- [WHAT YOU HAVE TO DO]
Reproduce the entries that follow exactly, dropping each image.
= Beginning of Section =
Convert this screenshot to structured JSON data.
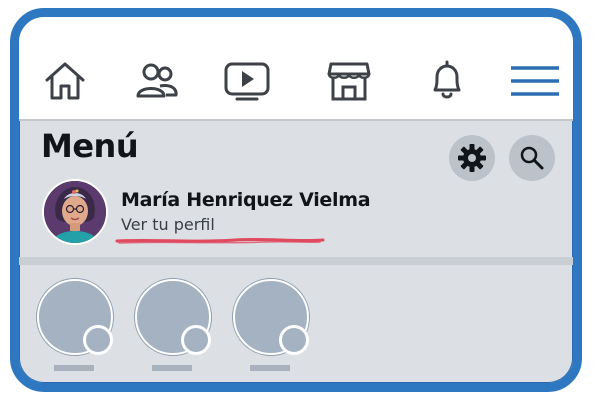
{
  "header": {
    "nav": [
      {
        "icon": "home-icon"
      },
      {
        "icon": "friends-icon"
      },
      {
        "icon": "watch-video-icon"
      },
      {
        "icon": "marketplace-icon"
      },
      {
        "icon": "notifications-bell-icon"
      },
      {
        "icon": "hamburger-menu-icon"
      }
    ]
  },
  "menu": {
    "title": "Menú",
    "settings_icon": "gear-icon",
    "search_icon": "search-icon"
  },
  "profile": {
    "name": "María Henriquez Vielma",
    "link_label": "Ver tu perfil"
  },
  "colors": {
    "frame": "#2e78c2",
    "active_tab": "#2e6db3",
    "underline_highlight": "#e04a5f",
    "background": "#dcdfe3"
  },
  "shortcuts_count": 3
}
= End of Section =
- [ANSWER TO THIS TASK]
Convert this screenshot to structured JSON data.
{
  "header": {
    "nav": [
      {
        "icon": "home-icon"
      },
      {
        "icon": "friends-icon"
      },
      {
        "icon": "watch-video-icon"
      },
      {
        "icon": "marketplace-icon"
      },
      {
        "icon": "notifications-bell-icon"
      },
      {
        "icon": "hamburger-menu-icon"
      }
    ]
  },
  "menu": {
    "title": "Menú",
    "settings_icon": "gear-icon",
    "search_icon": "search-icon"
  },
  "profile": {
    "name": "María Henriquez Vielma",
    "link_label": "Ver tu perfil"
  },
  "colors": {
    "frame": "#2e78c2",
    "active_tab": "#2e6db3",
    "underline_highlight": "#e04a5f",
    "background": "#dcdfe3"
  },
  "shortcuts_count": 3
}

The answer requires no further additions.